▶ [TASK]
An exact, picture-free copy of the listing is required.

▶ [AVAILABLE DATA]
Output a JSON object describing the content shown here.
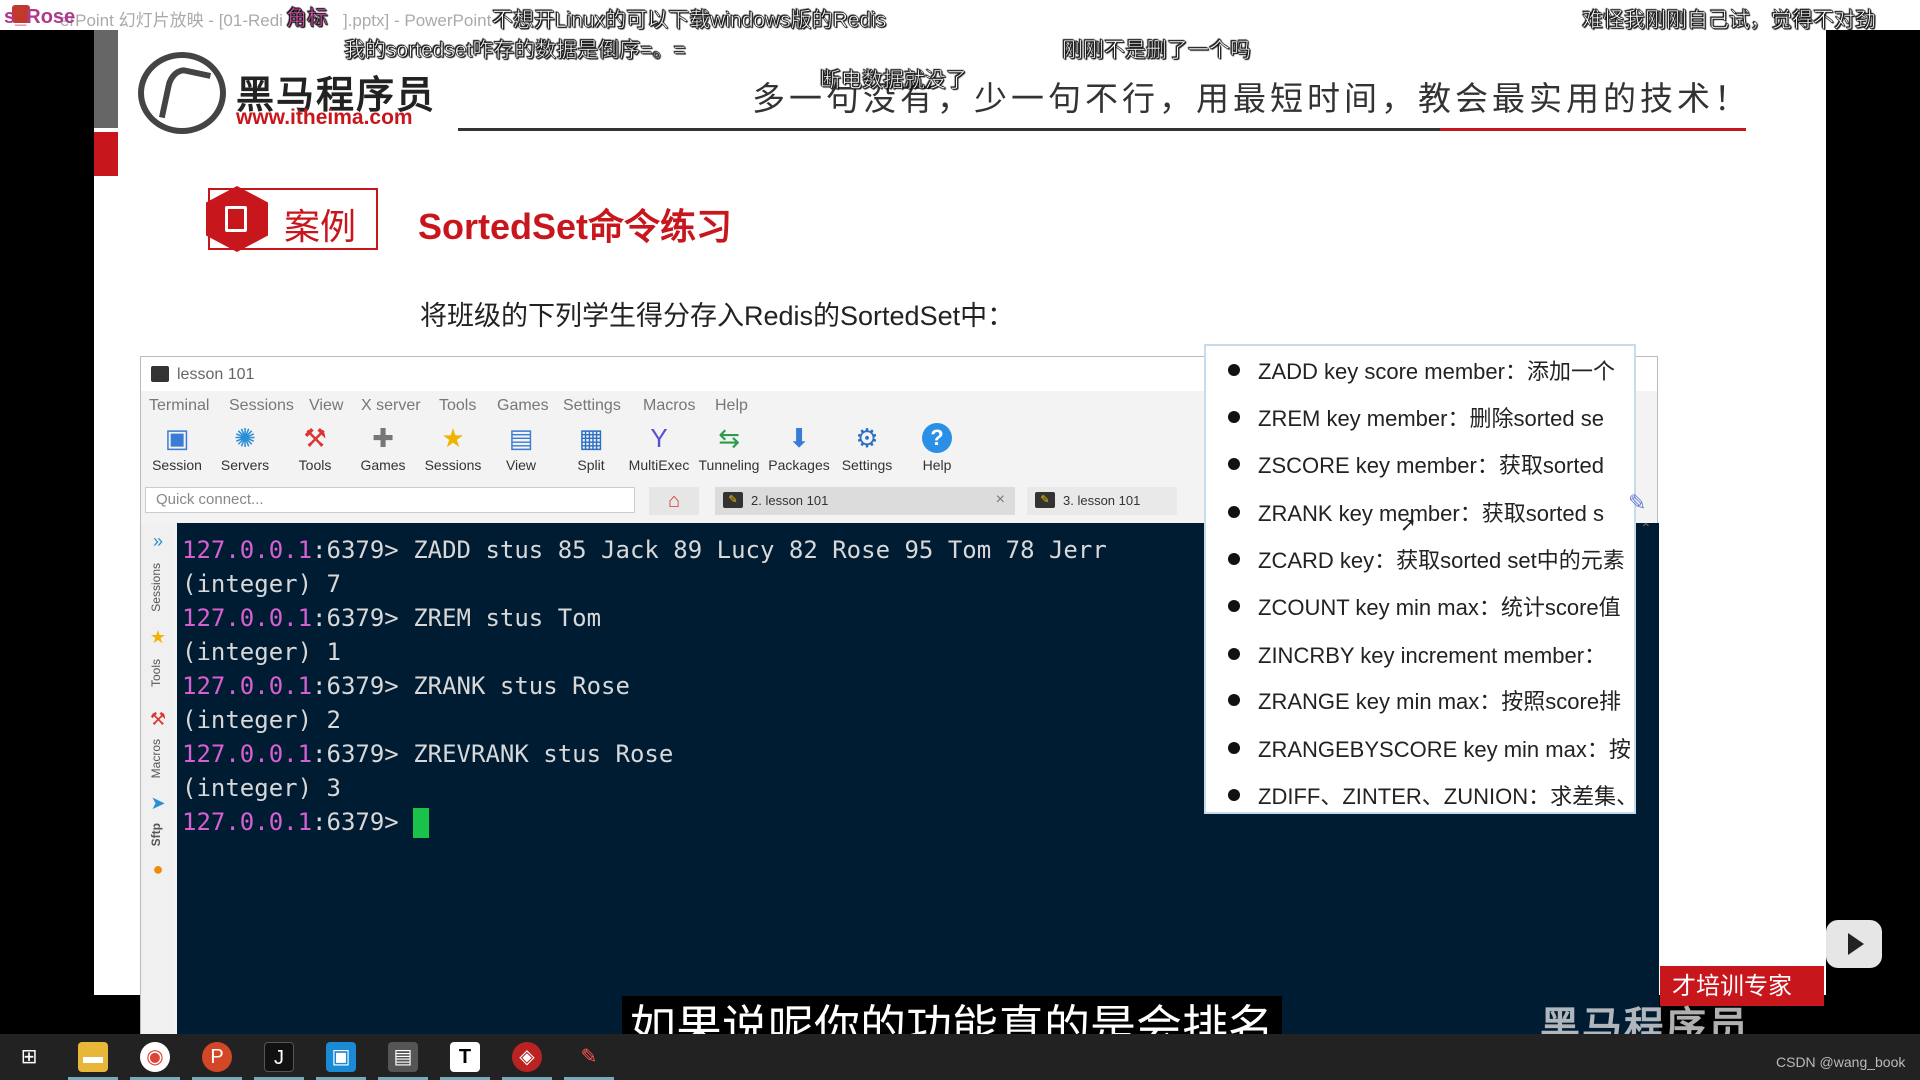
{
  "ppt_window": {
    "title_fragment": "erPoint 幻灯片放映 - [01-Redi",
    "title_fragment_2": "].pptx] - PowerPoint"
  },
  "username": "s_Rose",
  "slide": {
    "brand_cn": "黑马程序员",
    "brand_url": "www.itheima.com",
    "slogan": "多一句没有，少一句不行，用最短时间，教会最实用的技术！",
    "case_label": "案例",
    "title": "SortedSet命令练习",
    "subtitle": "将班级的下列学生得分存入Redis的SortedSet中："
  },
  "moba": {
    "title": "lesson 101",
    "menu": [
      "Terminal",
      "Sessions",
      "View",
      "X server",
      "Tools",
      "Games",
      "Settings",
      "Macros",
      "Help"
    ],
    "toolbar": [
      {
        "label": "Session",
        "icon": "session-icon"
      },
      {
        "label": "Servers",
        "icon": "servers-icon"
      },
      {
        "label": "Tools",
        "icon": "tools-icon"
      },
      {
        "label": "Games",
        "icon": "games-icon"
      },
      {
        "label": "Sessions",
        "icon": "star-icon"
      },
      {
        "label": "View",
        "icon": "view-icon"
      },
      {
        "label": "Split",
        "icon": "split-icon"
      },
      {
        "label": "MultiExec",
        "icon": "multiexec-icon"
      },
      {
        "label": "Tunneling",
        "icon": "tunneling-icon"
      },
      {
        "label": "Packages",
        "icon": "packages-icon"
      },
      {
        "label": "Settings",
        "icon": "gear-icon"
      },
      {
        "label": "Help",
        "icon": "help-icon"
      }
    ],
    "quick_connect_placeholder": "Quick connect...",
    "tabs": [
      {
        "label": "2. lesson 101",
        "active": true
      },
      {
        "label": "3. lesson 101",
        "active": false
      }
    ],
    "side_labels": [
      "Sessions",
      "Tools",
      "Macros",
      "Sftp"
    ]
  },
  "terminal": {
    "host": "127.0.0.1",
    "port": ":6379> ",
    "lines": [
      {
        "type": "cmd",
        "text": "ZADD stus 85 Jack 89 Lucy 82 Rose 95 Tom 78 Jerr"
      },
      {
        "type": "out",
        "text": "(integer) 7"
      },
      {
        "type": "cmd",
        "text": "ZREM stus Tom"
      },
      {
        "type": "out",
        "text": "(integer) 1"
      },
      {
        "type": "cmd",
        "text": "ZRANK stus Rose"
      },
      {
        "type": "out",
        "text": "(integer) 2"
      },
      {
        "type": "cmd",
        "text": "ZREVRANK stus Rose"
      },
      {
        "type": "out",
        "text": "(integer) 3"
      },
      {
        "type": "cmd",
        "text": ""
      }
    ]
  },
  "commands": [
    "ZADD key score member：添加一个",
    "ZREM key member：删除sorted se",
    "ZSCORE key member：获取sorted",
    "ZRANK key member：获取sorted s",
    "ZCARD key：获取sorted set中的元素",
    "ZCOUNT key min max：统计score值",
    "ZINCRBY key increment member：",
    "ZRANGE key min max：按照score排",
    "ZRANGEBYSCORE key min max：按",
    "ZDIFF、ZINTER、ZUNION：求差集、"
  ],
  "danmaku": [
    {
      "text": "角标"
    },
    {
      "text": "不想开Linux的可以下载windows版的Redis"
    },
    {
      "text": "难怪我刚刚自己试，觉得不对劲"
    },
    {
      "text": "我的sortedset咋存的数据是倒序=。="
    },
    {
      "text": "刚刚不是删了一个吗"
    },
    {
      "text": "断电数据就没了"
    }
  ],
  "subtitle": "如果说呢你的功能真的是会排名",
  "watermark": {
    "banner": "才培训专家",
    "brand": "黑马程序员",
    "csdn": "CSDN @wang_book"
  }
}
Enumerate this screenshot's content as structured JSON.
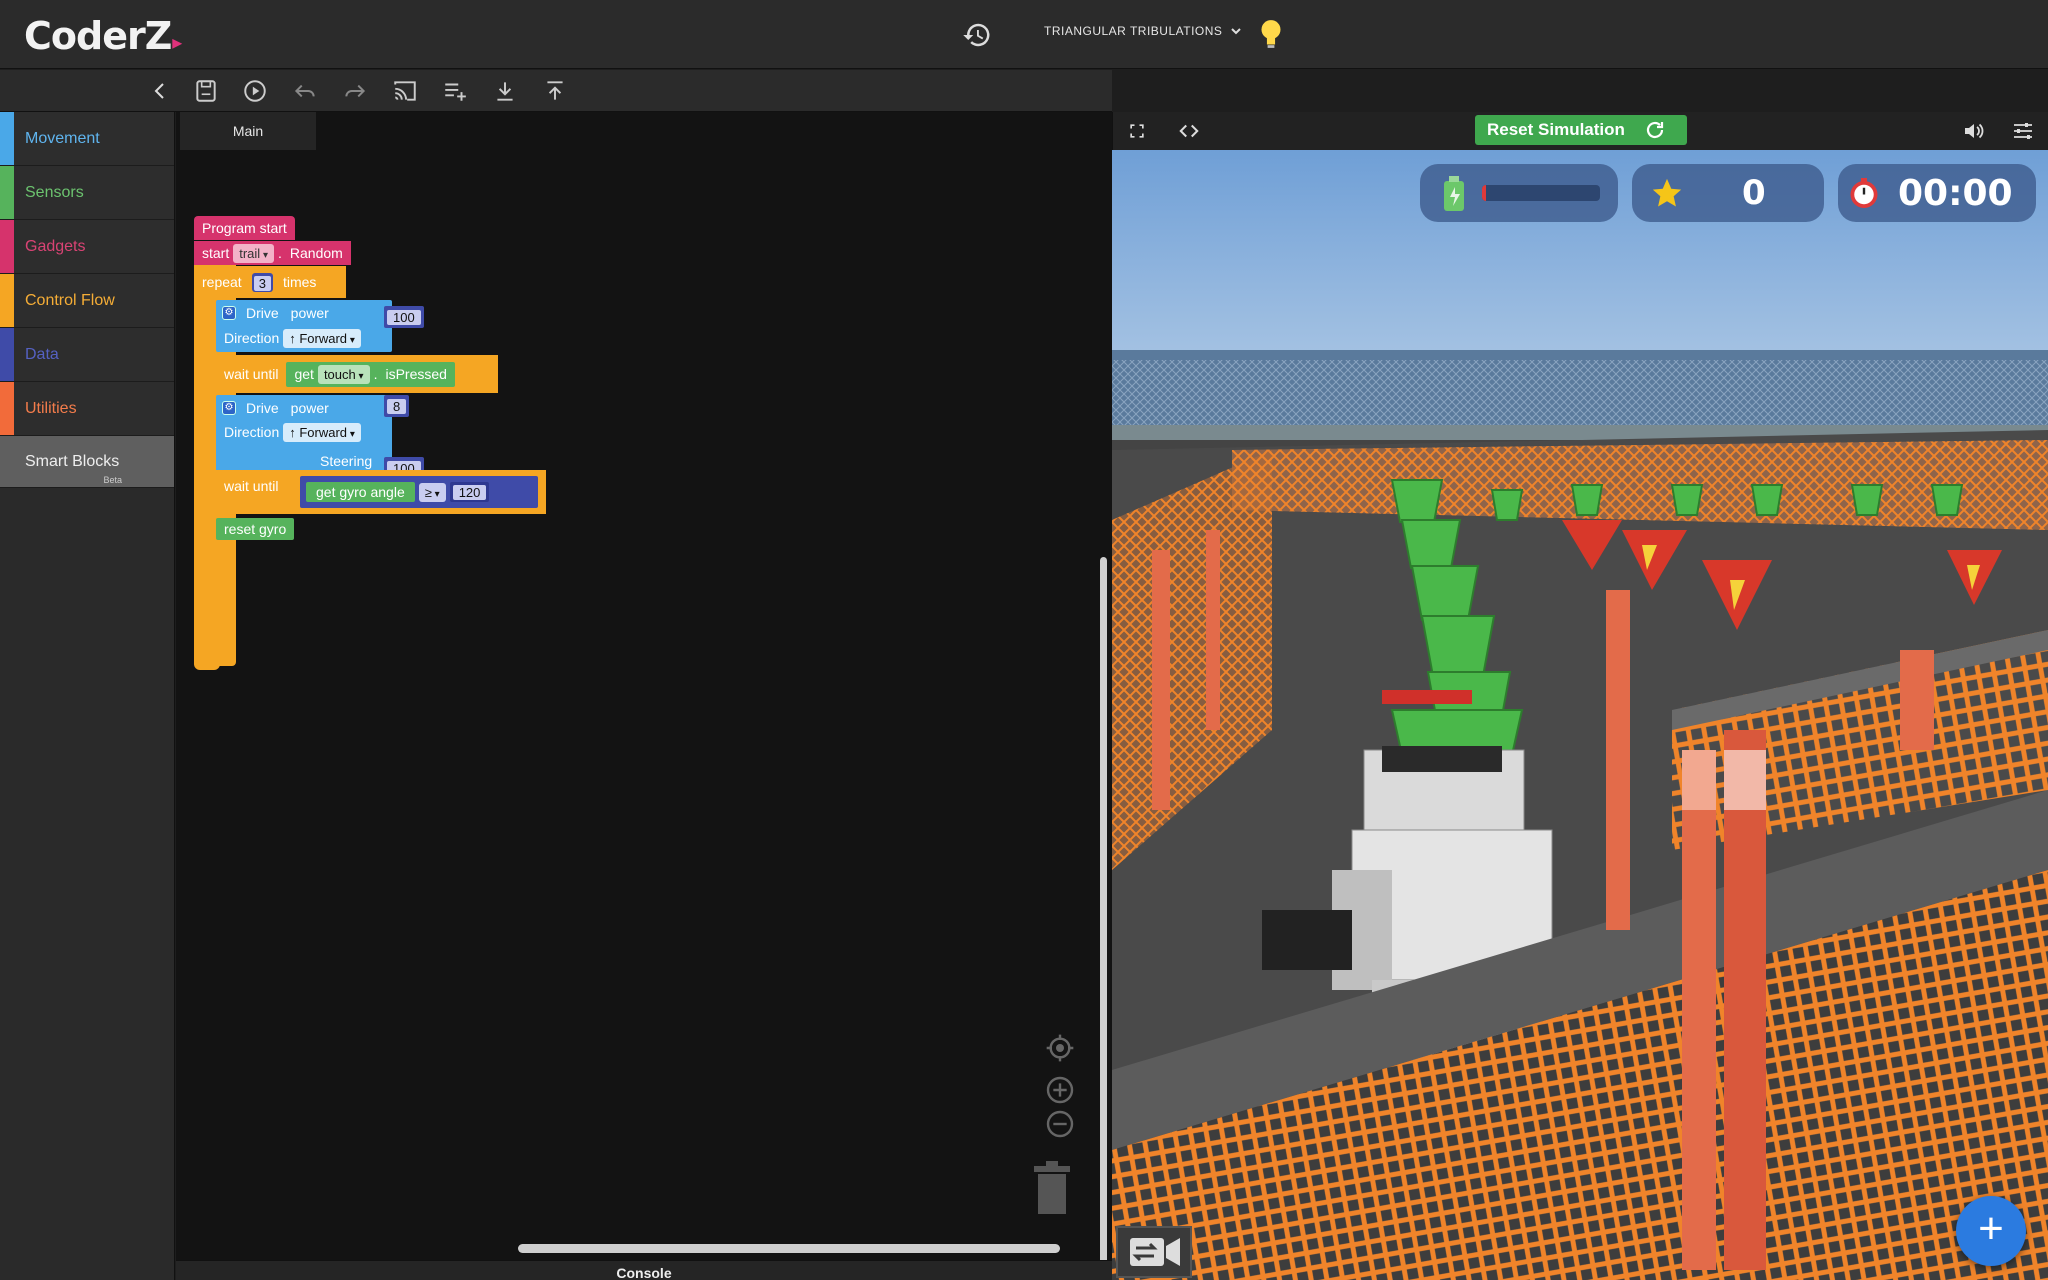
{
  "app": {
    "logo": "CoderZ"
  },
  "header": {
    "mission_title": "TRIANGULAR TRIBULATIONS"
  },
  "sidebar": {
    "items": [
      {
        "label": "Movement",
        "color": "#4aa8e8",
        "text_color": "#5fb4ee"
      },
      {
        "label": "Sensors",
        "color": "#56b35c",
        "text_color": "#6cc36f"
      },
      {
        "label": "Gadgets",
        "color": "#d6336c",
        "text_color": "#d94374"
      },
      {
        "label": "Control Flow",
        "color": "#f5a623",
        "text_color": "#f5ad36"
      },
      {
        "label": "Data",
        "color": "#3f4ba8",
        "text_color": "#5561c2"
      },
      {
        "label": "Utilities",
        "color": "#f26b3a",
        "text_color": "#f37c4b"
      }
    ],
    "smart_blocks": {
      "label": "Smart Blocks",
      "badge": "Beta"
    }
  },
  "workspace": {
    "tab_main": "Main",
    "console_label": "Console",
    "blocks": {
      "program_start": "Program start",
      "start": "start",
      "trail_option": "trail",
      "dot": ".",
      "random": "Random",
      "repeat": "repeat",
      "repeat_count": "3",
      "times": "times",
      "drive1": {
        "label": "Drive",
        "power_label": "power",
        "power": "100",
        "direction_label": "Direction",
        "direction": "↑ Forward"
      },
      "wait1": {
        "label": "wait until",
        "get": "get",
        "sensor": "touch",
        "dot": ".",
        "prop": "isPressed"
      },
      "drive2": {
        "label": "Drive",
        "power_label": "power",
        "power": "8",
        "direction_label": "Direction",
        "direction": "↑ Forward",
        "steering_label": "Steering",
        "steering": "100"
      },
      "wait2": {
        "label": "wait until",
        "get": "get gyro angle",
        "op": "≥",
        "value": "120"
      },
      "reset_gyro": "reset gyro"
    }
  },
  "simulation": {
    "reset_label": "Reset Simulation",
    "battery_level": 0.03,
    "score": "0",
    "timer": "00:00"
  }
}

▶ [YOUR RESPONSE]
Output a JSON object describing the content shown here.
{
  "ppt_window": {
    "title_fragment": "erPoint 幻灯片放映 - [01-Redi",
    "title_fragment_2": "].pptx] - PowerPoint"
  },
  "username": "s_Rose",
  "slide": {
    "brand_cn": "黑马程序员",
    "brand_url": "www.itheima.com",
    "slogan": "多一句没有，少一句不行，用最短时间，教会最实用的技术！",
    "case_label": "案例",
    "title": "SortedSet命令练习",
    "subtitle": "将班级的下列学生得分存入Redis的SortedSet中："
  },
  "moba": {
    "title": "lesson 101",
    "menu": [
      "Terminal",
      "Sessions",
      "View",
      "X server",
      "Tools",
      "Games",
      "Settings",
      "Macros",
      "Help"
    ],
    "toolbar": [
      {
        "label": "Session",
        "icon": "session-icon"
      },
      {
        "label": "Servers",
        "icon": "servers-icon"
      },
      {
        "label": "Tools",
        "icon": "tools-icon"
      },
      {
        "label": "Games",
        "icon": "games-icon"
      },
      {
        "label": "Sessions",
        "icon": "star-icon"
      },
      {
        "label": "View",
        "icon": "view-icon"
      },
      {
        "label": "Split",
        "icon": "split-icon"
      },
      {
        "label": "MultiExec",
        "icon": "multiexec-icon"
      },
      {
        "label": "Tunneling",
        "icon": "tunneling-icon"
      },
      {
        "label": "Packages",
        "icon": "packages-icon"
      },
      {
        "label": "Settings",
        "icon": "gear-icon"
      },
      {
        "label": "Help",
        "icon": "help-icon"
      }
    ],
    "quick_connect_placeholder": "Quick connect...",
    "tabs": [
      {
        "label": "2. lesson 101",
        "active": true
      },
      {
        "label": "3. lesson 101",
        "active": false
      }
    ],
    "side_labels": [
      "Sessions",
      "Tools",
      "Macros",
      "Sftp"
    ]
  },
  "terminal": {
    "host": "127.0.0.1",
    "port": ":6379> ",
    "lines": [
      {
        "type": "cmd",
        "text": "ZADD stus 85 Jack 89 Lucy 82 Rose 95 Tom 78 Jerr"
      },
      {
        "type": "out",
        "text": "(integer) 7"
      },
      {
        "type": "cmd",
        "text": "ZREM stus Tom"
      },
      {
        "type": "out",
        "text": "(integer) 1"
      },
      {
        "type": "cmd",
        "text": "ZRANK stus Rose"
      },
      {
        "type": "out",
        "text": "(integer) 2"
      },
      {
        "type": "cmd",
        "text": "ZREVRANK stus Rose"
      },
      {
        "type": "out",
        "text": "(integer) 3"
      },
      {
        "type": "cmd",
        "text": ""
      }
    ]
  },
  "commands": [
    "ZADD key score member：添加一个",
    "ZREM key member：删除sorted se",
    "ZSCORE key member：获取sorted",
    "ZRANK key member：获取sorted s",
    "ZCARD key：获取sorted set中的元素",
    "ZCOUNT key min max：统计score值",
    "ZINCRBY key increment member：",
    "ZRANGE key min max：按照score排",
    "ZRANGEBYSCORE key min max：按",
    "ZDIFF、ZINTER、ZUNION：求差集、"
  ],
  "danmaku": [
    {
      "text": "角标"
    },
    {
      "text": "不想开Linux的可以下载windows版的Redis"
    },
    {
      "text": "难怪我刚刚自己试，觉得不对劲"
    },
    {
      "text": "我的sortedset咋存的数据是倒序=。="
    },
    {
      "text": "刚刚不是删了一个吗"
    },
    {
      "text": "断电数据就没了"
    }
  ],
  "subtitle": "如果说呢你的功能真的是会排名",
  "watermark": {
    "banner": "才培训专家",
    "brand": "黑马程序员",
    "csdn": "CSDN @wang_book"
  }
}
Enumerate this screenshot's content as structured JSON.
{
  "app": {
    "logo": "CoderZ"
  },
  "header": {
    "mission_title": "TRIANGULAR TRIBULATIONS"
  },
  "sidebar": {
    "items": [
      {
        "label": "Movement",
        "color": "#4aa8e8",
        "text_color": "#5fb4ee"
      },
      {
        "label": "Sensors",
        "color": "#56b35c",
        "text_color": "#6cc36f"
      },
      {
        "label": "Gadgets",
        "color": "#d6336c",
        "text_color": "#d94374"
      },
      {
        "label": "Control Flow",
        "color": "#f5a623",
        "text_color": "#f5ad36"
      },
      {
        "label": "Data",
        "color": "#3f4ba8",
        "text_color": "#5561c2"
      },
      {
        "label": "Utilities",
        "color": "#f26b3a",
        "text_color": "#f37c4b"
      }
    ],
    "smart_blocks": {
      "label": "Smart Blocks",
      "badge": "Beta"
    }
  },
  "workspace": {
    "tab_main": "Main",
    "console_label": "Console",
    "blocks": {
      "program_start": "Program start",
      "start": "start",
      "trail_option": "trail",
      "dot": ".",
      "random": "Random",
      "repeat": "repeat",
      "repeat_count": "3",
      "times": "times",
      "drive1": {
        "label": "Drive",
        "power_label": "power",
        "power": "100",
        "direction_label": "Direction",
        "direction": "↑ Forward"
      },
      "wait1": {
        "label": "wait until",
        "get": "get",
        "sensor": "touch",
        "dot": ".",
        "prop": "isPressed"
      },
      "drive2": {
        "label": "Drive",
        "power_label": "power",
        "power": "8",
        "direction_label": "Direction",
        "direction": "↑ Forward",
        "steering_label": "Steering",
        "steering": "100"
      },
      "wait2": {
        "label": "wait until",
        "get": "get gyro angle",
        "op": "≥",
        "value": "120"
      },
      "reset_gyro": "reset gyro"
    }
  },
  "simulation": {
    "reset_label": "Reset Simulation",
    "battery_level": 0.03,
    "score": "0",
    "timer": "00:00"
  }
}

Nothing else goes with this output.